Clusters of black spots appear on fruits growing in old, over-watered, shaded, poorly-ventilated gardens. Heavy dew or prolonged rain can also trigger the infection.
This disease is not dangerous to humans; the affected fruits do not lose their taste or shelf life; only their appearance worsens.
To protect the garden, timely sanitary pruning is usually enough. However, if the infection is extensive, you must treat the lemon trees with strobilurins according to the instructions.
A 1% Bordeaux mixture and colloidal sulfur are slightly less effective, but you can apply them if necessary.
Black Spots on Lemon Tree Bark
The saddest thing that can happen to fruit trees in a garden is the appearance of black spots on the trunk or main branches.
At first, they’re small (up to 0.4 inches in diameter), slightly concave, and have a purple hue. Over time, they gradually expand, affecting a larger area. This symptom indicates a disease called black canker.
At the site of the infection, the bark first turns black, and then the disease penetrates deeper layers. The bark starts to crack and peel away in shreds.
The branches or trunk die off, leaving wounds on the lemon tree. At this stage, the leaves and fruits also turn black if present.
Although black canker is believed to be a disease of weakened lemon trees, the fungus can infect any plant in the garden.
Sometimes, a lemon tree has healed itself from canker wounds, but they are scarce, so relying on a miracle is not wise.
You should immediately start treatment at the first signs of black canker on a lemon tree.
Scrape the affected areas with a knife down to the healthy wood. Disinfect the wound with a 5% solution of iron sulfate.
Do not seal the lemon tree wound with anything because it will do more harm than good.
The lemon tree will naturally produce callus to heal itself. With a one-month interval, treat the lemon tree twice with a 1% Bordeaux mixture.
Remember, whatever the cause of black spots on the lemon tree in your garden, it won’t “disappear” on its own. By delaying, you are only putting all your plants at risk.

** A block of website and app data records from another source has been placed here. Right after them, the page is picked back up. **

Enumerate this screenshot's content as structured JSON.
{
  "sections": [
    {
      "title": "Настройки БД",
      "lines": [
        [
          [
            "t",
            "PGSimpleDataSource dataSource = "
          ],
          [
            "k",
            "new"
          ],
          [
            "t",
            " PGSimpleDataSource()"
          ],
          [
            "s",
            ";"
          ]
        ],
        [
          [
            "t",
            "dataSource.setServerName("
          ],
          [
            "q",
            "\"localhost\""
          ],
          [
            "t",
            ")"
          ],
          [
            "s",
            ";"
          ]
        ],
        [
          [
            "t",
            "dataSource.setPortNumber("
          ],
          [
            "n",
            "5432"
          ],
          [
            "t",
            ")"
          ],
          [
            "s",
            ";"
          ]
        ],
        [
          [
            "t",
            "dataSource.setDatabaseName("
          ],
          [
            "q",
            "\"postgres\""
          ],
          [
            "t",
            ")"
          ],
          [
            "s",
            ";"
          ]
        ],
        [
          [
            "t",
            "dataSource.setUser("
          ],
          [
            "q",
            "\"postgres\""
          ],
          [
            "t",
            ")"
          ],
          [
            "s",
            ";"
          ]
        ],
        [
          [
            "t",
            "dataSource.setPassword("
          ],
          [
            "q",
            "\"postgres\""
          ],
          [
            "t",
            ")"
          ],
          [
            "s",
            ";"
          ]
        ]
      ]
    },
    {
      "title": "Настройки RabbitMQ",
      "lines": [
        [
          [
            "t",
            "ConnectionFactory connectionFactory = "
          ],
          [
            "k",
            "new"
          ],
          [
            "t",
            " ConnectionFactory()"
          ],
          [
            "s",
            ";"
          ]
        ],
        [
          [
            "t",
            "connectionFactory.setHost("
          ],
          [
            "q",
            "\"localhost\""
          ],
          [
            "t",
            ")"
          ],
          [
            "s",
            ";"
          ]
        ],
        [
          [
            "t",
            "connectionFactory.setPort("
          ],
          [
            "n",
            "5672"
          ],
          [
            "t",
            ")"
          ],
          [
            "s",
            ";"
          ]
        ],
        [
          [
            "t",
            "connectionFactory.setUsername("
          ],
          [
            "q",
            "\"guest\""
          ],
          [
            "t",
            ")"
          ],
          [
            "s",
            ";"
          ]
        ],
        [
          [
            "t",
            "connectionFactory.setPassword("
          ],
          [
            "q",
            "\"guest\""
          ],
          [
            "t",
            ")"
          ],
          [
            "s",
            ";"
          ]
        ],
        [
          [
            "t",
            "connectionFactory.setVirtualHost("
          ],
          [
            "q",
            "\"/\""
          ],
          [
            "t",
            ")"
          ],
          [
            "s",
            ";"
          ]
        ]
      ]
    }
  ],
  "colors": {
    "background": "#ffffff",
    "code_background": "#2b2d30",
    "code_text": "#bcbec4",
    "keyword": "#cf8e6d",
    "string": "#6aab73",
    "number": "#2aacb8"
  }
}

Encountering yellow spots on your lemon tree leaves? Explore solutions in our article: Fixing Yellow Spots on Lemon Tree Leaves